The new edition is fully electronic and makes key changes related to antimicrobial resistance and HIV.
It’s not The Da Vinci Code. It’s not the Code of Hammurabi.
And, no, it’s not the code of ethics under which physicians and clinicians (we hope) provide care.
However, there’s no question that the codes included in the World Health Organization’s (WHO) International Classification of Diseases (ICD) are no less important. The organization released the 11th edition (ICD-11) of the manual on June 18, and the new version contains approximately 55,000 unique codes for injuries, diseases, and causes of death, compared to 14,400 in the ICD-10. It will be presented at the World Health Assembly in May 2019 and, if it is adopted by assembly member states, it will come into effect on January 1, 2022.
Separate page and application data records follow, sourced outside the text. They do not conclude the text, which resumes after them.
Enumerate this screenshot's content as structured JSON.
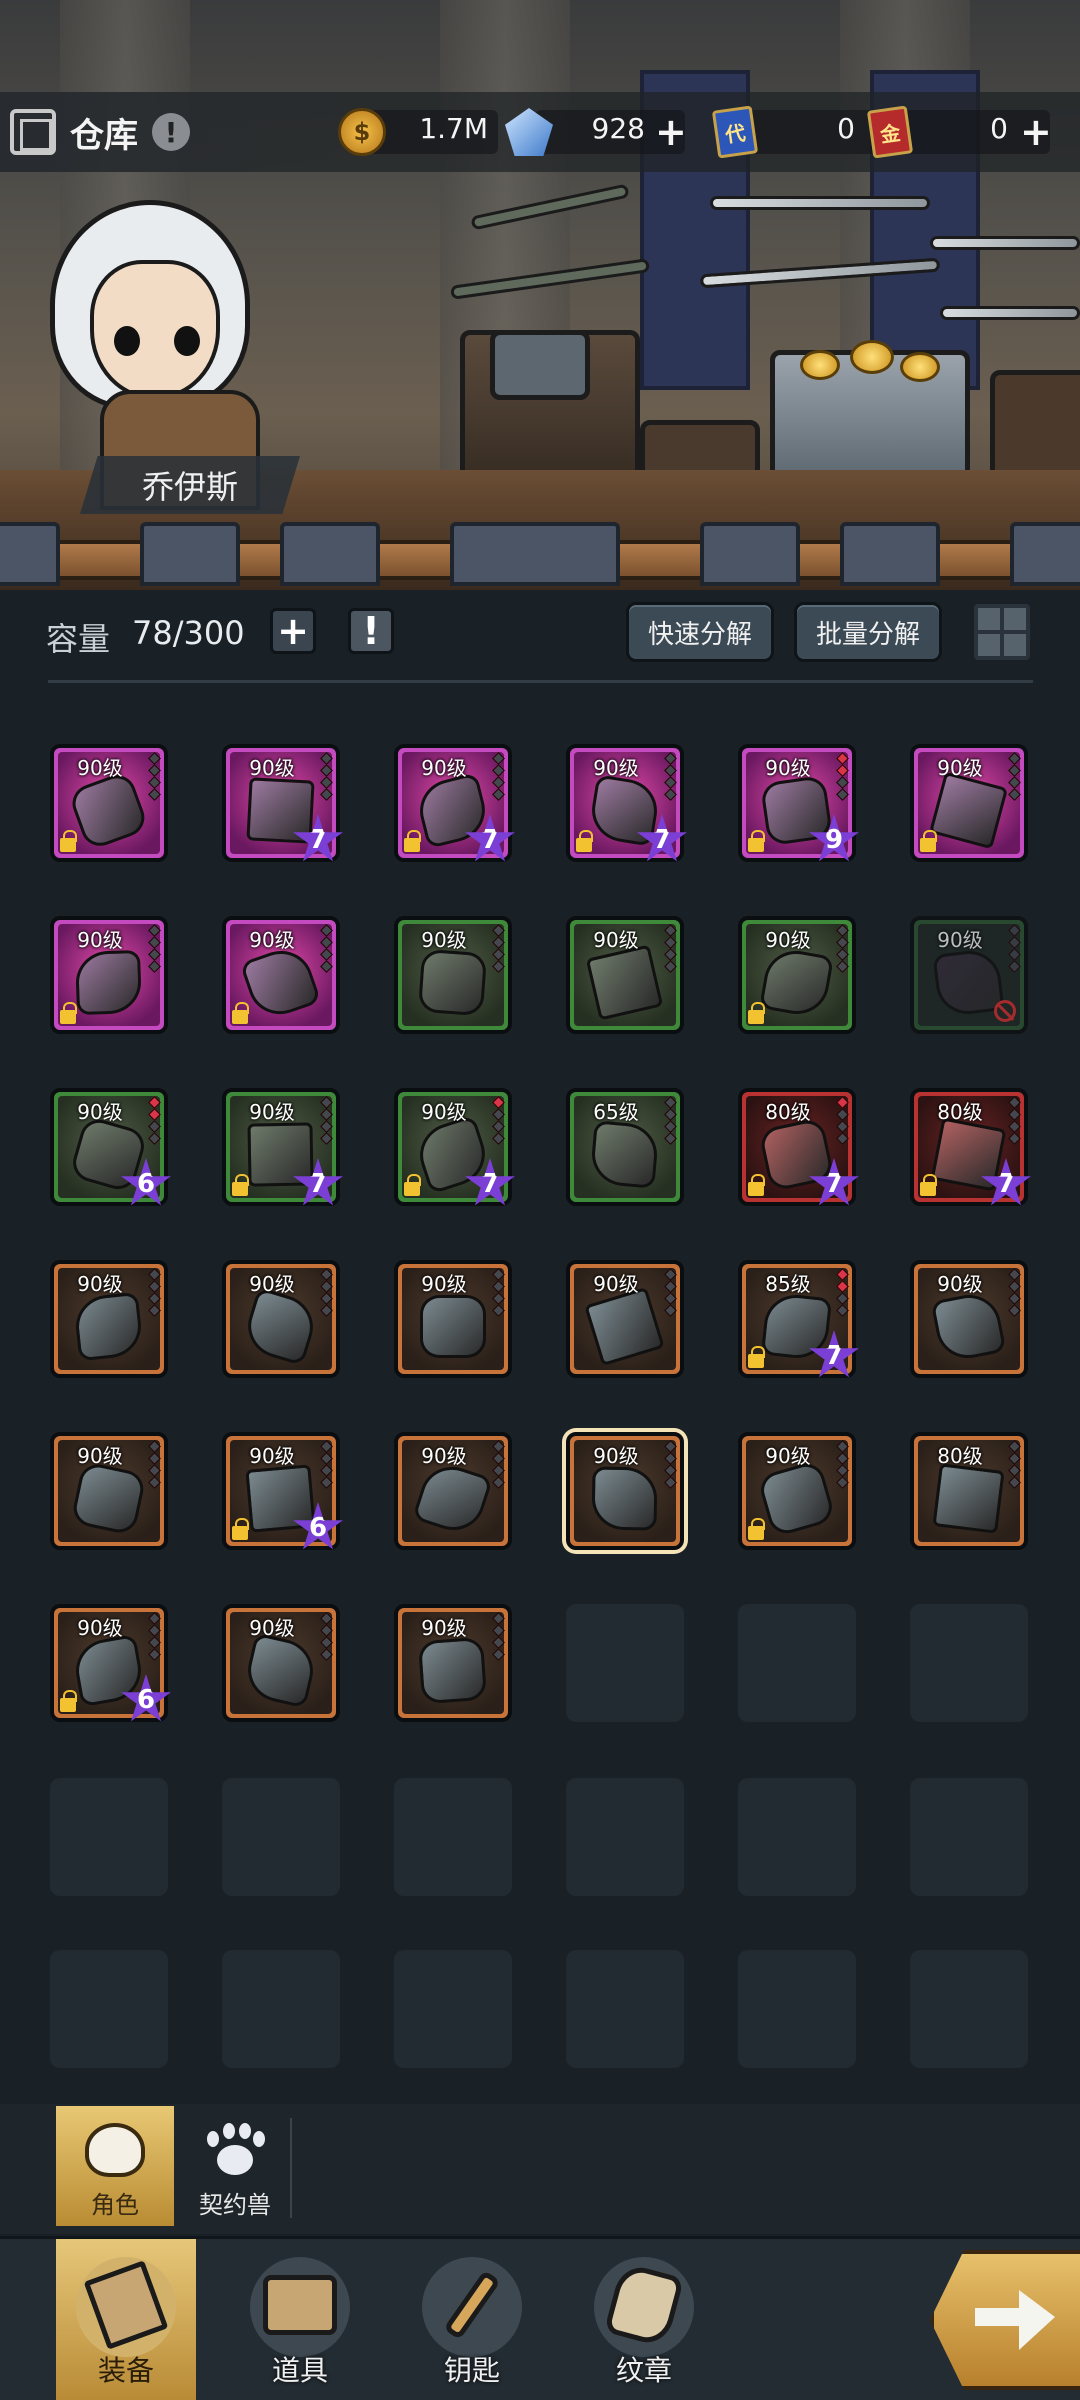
{
  "header": {
    "title": "仓库",
    "alert_icon": "!",
    "resources": [
      {
        "name": "gold-coin",
        "icon": "coin-icon",
        "value": "1.7M",
        "plus": false
      },
      {
        "name": "crystal",
        "icon": "crystal-icon",
        "value": "928",
        "plus": true
      },
      {
        "name": "blue-card",
        "icon": "card-icon",
        "icon_text": "代",
        "value": "0",
        "plus": false
      },
      {
        "name": "red-card",
        "icon": "card-icon",
        "icon_text": "金",
        "value": "0",
        "plus": true
      }
    ],
    "plus_symbol": "+"
  },
  "character": {
    "name": "乔伊斯"
  },
  "capacity": {
    "label": "容量",
    "value": "78/300",
    "add_symbol": "+",
    "quick_decompose": "快速分解",
    "batch_decompose": "批量分解"
  },
  "inventory": {
    "level_suffix": "级",
    "items": [
      {
        "level": "90级",
        "quality": "purple",
        "locked": true,
        "stars": null,
        "pips": [
          false,
          false,
          false,
          false
        ]
      },
      {
        "level": "90级",
        "quality": "purple",
        "locked": false,
        "stars": "7",
        "pips": [
          false,
          false,
          false,
          false
        ]
      },
      {
        "level": "90级",
        "quality": "purple",
        "locked": true,
        "stars": "7",
        "pips": [
          false,
          false,
          false,
          false
        ]
      },
      {
        "level": "90级",
        "quality": "purple",
        "locked": true,
        "stars": "7",
        "pips": [
          false,
          false,
          false,
          false
        ]
      },
      {
        "level": "90级",
        "quality": "purple",
        "locked": true,
        "stars": "9",
        "pips": [
          true,
          true,
          false,
          false
        ]
      },
      {
        "level": "90级",
        "quality": "purple",
        "locked": true,
        "stars": null,
        "pips": [
          false,
          false,
          false,
          false
        ]
      },
      {
        "level": "90级",
        "quality": "purple",
        "locked": true,
        "stars": null,
        "pips": [
          false,
          false,
          false,
          false
        ]
      },
      {
        "level": "90级",
        "quality": "purple",
        "locked": true,
        "stars": null,
        "pips": [
          false,
          false,
          false,
          false
        ]
      },
      {
        "level": "90级",
        "quality": "green",
        "locked": false,
        "stars": null,
        "pips": [
          false,
          false,
          false,
          false
        ]
      },
      {
        "level": "90级",
        "quality": "green",
        "locked": false,
        "stars": null,
        "pips": [
          false,
          false,
          false,
          false
        ]
      },
      {
        "level": "90级",
        "quality": "green",
        "locked": true,
        "stars": null,
        "pips": [
          false,
          false,
          false,
          false
        ]
      },
      {
        "level": "90级",
        "quality": "dim",
        "locked": false,
        "stars": null,
        "banned": true,
        "pips": [
          false,
          false,
          false,
          false
        ]
      },
      {
        "level": "90级",
        "quality": "green",
        "locked": false,
        "stars": "6",
        "pips": [
          true,
          true,
          false,
          false
        ]
      },
      {
        "level": "90级",
        "quality": "green",
        "locked": true,
        "stars": "7",
        "pips": [
          false,
          false,
          false,
          false
        ]
      },
      {
        "level": "90级",
        "quality": "green",
        "locked": true,
        "stars": "7",
        "pips": [
          true,
          false,
          false,
          false
        ]
      },
      {
        "level": "65级",
        "quality": "green",
        "locked": false,
        "stars": null,
        "pips": [
          false,
          false,
          false,
          false
        ]
      },
      {
        "level": "80级",
        "quality": "red",
        "locked": true,
        "stars": "7",
        "pips": [
          true,
          false,
          false,
          false
        ]
      },
      {
        "level": "80级",
        "quality": "red",
        "locked": true,
        "stars": "7",
        "pips": [
          false,
          false,
          false,
          false
        ]
      },
      {
        "level": "90级",
        "quality": "orange",
        "locked": false,
        "stars": null,
        "pips": [
          false,
          false,
          false,
          false
        ]
      },
      {
        "level": "90级",
        "quality": "orange",
        "locked": false,
        "stars": null,
        "pips": [
          false,
          false,
          false,
          false
        ]
      },
      {
        "level": "90级",
        "quality": "orange",
        "locked": false,
        "stars": null,
        "pips": [
          false,
          false,
          false,
          false
        ]
      },
      {
        "level": "90级",
        "quality": "orange",
        "locked": false,
        "stars": null,
        "pips": [
          false,
          false,
          false,
          false
        ]
      },
      {
        "level": "85级",
        "quality": "orange",
        "locked": true,
        "stars": "7",
        "pips": [
          true,
          true,
          false,
          false
        ]
      },
      {
        "level": "90级",
        "quality": "orange",
        "locked": false,
        "stars": null,
        "pips": [
          false,
          false,
          false,
          false
        ]
      },
      {
        "level": "90级",
        "quality": "orange",
        "locked": false,
        "stars": null,
        "pips": [
          false,
          false,
          false,
          false
        ]
      },
      {
        "level": "90级",
        "quality": "orange",
        "locked": true,
        "stars": "6",
        "pips": [
          false,
          false,
          false,
          false
        ]
      },
      {
        "level": "90级",
        "quality": "orange",
        "locked": false,
        "stars": null,
        "pips": [
          false,
          false,
          false,
          false
        ]
      },
      {
        "level": "90级",
        "quality": "orange",
        "locked": false,
        "stars": null,
        "selected": true,
        "pips": [
          false,
          false,
          false,
          false
        ]
      },
      {
        "level": "90级",
        "quality": "orange",
        "locked": true,
        "stars": null,
        "pips": [
          false,
          false,
          false,
          false
        ]
      },
      {
        "level": "80级",
        "quality": "orange",
        "locked": false,
        "stars": null,
        "pips": [
          false,
          false,
          false,
          false
        ]
      },
      {
        "level": "90级",
        "quality": "orange",
        "locked": true,
        "stars": "6",
        "pips": [
          false,
          false,
          false,
          false
        ]
      },
      {
        "level": "90级",
        "quality": "orange",
        "locked": false,
        "stars": null,
        "pips": [
          false,
          false,
          false,
          false
        ]
      },
      {
        "level": "90级",
        "quality": "orange",
        "locked": false,
        "stars": null,
        "pips": [
          false,
          false,
          false,
          false
        ]
      }
    ],
    "empty_slot_count": 15
  },
  "sub_tabs": [
    {
      "label": "角色",
      "icon": "character-icon",
      "active": true
    },
    {
      "label": "契约兽",
      "icon": "paw-icon",
      "active": false
    }
  ],
  "nav": [
    {
      "label": "装备",
      "icon": "equipment-icon",
      "active": true
    },
    {
      "label": "道具",
      "icon": "chest-icon",
      "active": false
    },
    {
      "label": "钥匙",
      "icon": "key-icon",
      "active": false
    },
    {
      "label": "纹章",
      "icon": "emblem-icon",
      "active": false
    }
  ],
  "colors": {
    "background": "#1a2126",
    "quality_purple": "#c44ac0",
    "quality_green": "#3f8a3a",
    "quality_orange": "#c7733a",
    "quality_red": "#b83232",
    "star_purple": "#7b3fd6",
    "accent_gold": "#e0bf6e"
  }
}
“The ICD is a product that WHO is truly proud of,” said Tedros Adhanom Ghebreyesus, PhD, WHO Director-General, in a statement released with the new edition. “It enables us to understand so much about what makes people get sick and die, and to take action to prevent suffering and save lives.”
Some changes, such as the inclusion of “gaming disorder” have generated a lot of buzz; however, of note for practitioners in the infectious disease/public health arena are that the codes relating to antimicrobial resistance in the ICD-11 have been reworked to more closely align them with the WHO’s Global Antimicrobial Resistance Surveillance System (GLASS). The change will hopefully enable better tracking of antimicrobial resistance patterns, which can be used to inform research and development of novel antibiotics. And, a new classification for HIV has been created to account for the growing population of those living longer with the disease, providing the ability to link the virus with conditions such as malaria, tuberculosis, and dementia, among others.
In all, the ICD-11 is organized into 30 disease categories, including new sections for sexual health, “traditional” medicine, and diseases of the immune system. In addition, the ICD-11 has been designed to be EHR-compatible—as such, it will link with the Systematized Nomenclature of Medicine—Clinical Terms.
ICD-11 is also fully electronic. Those involved in its drafting hope that this aspect will make it easier to implement, result in fewer mistakes, and allow for more detail to be recorded. The hope is that the ICD-11 will be better able to capture data regarding health care safety, including, perhaps, health care-associated infections.
“A key principle in this revision was to simplify the coding structure and electronic tooling; this will allow health care professionals to more easily and completely record conditions,” Robert Jakob, MD, Team Leader, Classifications Terminologies and Standards, the WHO, said in the agency’s statement.
Still, as with every new edition of the ICD, there are some practitioners who fear the code changes will lead to some confusion—at least initially. This is part of the reason for the 3-year implementation cycle. In addition, the ICD-11 has already been beta-tested in 31 countries.
“Designed for the global digital age, [the ICD-11] is an onscreen, multipurpose, multilingual database interconnecting with other operating systems—including electronic hospital records,” an editorial in the June 23rd issue of The Lancet notes. “It is a quantum leap forward from the ICD-10… [However] any classification system endeavoring to encompass rapidly changing descriptions of death and disease will clearly be imperfect and out of date by the time it is published. The protracted nature of these radical overhauls suggests future versions best be developed incrementally.”
Brian P. Dunleavy is a medical writer and editor based in New York. His work has appeared in numerous health care-related publications. He is the former editor of Infectious Disease Special Edition.